In evolutionary terms, having a negativity bias made a lot of sense. It meant that we were primed to detect danger, which increased the likelihood of our survival as a species. A positivity bias on the other hand, might have made us reckless “Not at all, he looks very friendly to me – that’s not a snarl – he’s just showing off his lovely white teeth.”
In today’s world, a bias towards negativity has the potential to do us more harm than good. For example, when we focus on the one negative comment that was made about us, at a work appraisal, while ignoring all of the positive things that were said. Similarly, thinking about everything that could go wrong on a work related project, is unlikely to make us feel happy or to help us to sleep soundly in our beds at night.
Change Your Negative Thinking
The question is: How can we go about changing our negativity bias? The research in this area shows that in order to offset the negativity, we need to increase the ratio of positives to negatives by 5:1, that is, in order to be happy and to do well.
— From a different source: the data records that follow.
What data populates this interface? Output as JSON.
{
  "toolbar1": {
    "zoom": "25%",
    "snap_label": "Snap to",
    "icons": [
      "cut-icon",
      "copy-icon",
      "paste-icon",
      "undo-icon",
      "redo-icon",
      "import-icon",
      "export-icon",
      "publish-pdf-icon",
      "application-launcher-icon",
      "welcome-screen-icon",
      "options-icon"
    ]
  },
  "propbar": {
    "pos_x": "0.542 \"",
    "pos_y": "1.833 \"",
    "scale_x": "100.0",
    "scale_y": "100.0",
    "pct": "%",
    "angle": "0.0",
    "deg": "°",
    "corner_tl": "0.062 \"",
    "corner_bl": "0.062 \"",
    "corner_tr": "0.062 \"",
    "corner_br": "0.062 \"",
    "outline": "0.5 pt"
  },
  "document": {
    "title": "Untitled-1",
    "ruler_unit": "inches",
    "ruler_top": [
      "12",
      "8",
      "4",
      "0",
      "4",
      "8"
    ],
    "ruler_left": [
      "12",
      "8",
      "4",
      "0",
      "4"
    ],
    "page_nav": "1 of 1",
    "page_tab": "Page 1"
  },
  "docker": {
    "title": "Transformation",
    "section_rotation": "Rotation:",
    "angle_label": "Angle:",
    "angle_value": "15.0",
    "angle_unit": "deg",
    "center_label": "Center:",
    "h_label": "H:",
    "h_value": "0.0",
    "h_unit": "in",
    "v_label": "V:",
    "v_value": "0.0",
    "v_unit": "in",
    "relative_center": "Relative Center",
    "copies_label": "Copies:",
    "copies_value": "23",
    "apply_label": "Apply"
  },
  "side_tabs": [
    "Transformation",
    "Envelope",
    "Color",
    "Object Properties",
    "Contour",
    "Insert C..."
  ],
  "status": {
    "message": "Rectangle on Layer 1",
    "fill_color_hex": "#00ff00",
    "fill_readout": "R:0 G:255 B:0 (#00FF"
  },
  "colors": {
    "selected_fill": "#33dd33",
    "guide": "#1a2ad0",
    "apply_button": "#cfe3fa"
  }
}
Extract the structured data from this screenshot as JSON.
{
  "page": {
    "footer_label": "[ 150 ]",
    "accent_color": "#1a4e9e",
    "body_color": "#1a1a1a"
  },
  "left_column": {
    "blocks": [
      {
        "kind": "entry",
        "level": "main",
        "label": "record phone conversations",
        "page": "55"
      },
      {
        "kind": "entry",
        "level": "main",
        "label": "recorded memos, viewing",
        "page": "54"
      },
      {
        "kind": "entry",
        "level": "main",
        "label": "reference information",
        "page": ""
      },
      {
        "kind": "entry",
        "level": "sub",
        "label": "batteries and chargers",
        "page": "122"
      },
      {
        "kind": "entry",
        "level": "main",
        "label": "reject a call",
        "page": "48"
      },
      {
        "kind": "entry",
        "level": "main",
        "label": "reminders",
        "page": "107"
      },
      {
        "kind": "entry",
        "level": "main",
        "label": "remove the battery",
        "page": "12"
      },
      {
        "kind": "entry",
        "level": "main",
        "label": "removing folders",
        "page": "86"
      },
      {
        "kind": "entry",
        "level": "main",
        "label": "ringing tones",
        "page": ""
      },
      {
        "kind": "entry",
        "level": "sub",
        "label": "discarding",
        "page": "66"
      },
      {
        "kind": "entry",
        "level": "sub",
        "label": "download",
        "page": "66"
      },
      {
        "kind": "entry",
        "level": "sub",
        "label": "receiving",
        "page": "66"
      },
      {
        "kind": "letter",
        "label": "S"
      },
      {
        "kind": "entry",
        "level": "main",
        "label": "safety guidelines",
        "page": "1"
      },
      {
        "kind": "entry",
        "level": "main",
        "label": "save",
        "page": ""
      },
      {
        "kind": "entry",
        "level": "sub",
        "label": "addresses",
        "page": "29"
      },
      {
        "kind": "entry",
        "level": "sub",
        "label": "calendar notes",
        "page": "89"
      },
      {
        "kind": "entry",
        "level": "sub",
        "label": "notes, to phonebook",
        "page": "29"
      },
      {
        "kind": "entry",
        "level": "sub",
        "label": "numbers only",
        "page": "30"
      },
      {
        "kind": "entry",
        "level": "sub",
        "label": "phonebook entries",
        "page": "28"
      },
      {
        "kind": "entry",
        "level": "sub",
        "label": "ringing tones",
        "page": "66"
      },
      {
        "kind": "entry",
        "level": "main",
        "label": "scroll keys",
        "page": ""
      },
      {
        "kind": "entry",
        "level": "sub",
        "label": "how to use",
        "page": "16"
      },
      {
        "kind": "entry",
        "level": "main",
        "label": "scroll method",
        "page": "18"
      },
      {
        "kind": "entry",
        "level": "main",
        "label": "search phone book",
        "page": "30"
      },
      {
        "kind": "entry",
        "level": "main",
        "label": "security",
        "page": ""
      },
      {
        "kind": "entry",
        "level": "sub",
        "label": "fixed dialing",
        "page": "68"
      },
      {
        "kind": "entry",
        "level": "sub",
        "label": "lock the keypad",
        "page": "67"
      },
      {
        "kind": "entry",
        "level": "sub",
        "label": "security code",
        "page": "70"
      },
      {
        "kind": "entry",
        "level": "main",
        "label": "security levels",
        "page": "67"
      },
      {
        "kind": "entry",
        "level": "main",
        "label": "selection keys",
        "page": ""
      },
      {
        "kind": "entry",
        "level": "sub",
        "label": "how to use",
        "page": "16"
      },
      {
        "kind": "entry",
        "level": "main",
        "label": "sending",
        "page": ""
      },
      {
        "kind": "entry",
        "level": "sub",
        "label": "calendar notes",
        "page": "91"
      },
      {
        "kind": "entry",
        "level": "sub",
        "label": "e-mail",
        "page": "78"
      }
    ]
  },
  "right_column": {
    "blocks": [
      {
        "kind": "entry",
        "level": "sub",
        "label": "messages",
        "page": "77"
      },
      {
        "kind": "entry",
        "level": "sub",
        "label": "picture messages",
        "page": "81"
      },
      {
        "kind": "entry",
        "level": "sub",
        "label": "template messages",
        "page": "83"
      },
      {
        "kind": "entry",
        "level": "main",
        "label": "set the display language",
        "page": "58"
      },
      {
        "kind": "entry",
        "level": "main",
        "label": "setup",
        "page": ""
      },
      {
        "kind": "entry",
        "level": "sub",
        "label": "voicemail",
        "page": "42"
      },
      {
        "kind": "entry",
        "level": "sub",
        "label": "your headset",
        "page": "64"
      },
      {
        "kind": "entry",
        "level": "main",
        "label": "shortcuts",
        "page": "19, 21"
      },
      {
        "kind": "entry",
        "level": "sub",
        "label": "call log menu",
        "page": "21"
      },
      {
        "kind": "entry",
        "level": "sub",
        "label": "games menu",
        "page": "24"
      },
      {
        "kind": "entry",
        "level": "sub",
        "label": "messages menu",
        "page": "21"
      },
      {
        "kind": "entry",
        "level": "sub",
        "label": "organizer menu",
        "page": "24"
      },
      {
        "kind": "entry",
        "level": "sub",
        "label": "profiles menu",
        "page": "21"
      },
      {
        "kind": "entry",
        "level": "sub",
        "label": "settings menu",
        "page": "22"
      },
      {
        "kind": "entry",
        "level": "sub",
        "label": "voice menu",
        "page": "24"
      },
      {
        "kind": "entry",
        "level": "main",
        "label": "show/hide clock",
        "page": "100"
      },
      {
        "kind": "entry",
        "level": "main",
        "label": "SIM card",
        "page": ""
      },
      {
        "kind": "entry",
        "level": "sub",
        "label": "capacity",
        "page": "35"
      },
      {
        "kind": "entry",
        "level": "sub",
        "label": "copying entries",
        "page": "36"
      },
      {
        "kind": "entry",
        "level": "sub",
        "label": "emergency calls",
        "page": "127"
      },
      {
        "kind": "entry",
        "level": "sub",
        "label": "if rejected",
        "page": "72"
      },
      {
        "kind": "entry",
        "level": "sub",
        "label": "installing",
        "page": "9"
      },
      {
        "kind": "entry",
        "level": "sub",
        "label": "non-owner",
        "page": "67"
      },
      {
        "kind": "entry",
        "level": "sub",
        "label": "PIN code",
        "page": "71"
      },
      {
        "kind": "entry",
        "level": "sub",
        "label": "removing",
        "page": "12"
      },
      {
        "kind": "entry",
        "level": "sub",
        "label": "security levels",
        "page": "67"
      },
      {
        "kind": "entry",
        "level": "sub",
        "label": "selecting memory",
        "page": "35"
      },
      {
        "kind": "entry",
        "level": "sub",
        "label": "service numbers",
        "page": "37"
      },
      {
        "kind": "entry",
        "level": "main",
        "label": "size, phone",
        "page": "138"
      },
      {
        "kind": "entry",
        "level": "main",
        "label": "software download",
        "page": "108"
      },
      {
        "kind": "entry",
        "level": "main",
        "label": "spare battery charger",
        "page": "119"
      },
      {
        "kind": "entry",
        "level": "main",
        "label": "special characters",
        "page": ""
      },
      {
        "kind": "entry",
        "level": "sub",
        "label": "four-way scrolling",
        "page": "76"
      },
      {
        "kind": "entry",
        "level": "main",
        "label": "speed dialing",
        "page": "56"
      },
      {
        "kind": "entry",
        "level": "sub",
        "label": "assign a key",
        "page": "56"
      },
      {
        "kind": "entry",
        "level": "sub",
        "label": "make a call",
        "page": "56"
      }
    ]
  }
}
In practise, the 5:1 rule might involve making a conscious decision to shift your focus from what doesn’t work to what is working well for you. You could start by ‘collecting’ examples every day of what’s good in your life. You can be creative about where you shine your torch to highlight the positive stuff.
The other thing that the research shows is that the part of your brain that deals with negativity is different, to the part that deals with positivity. This is important, because it means that you can ‘switch’ from negative to positive more easily than you may think. You might like to try this for yourself. The next time you are in negative ‘mode’, change the focus of your attention to something more positive and see what happens.
Psychologist, Maureen Gaffney, in her book “Flourishing” gives an excellent account of the significance of the 5:1 ratio and how it can be achieved.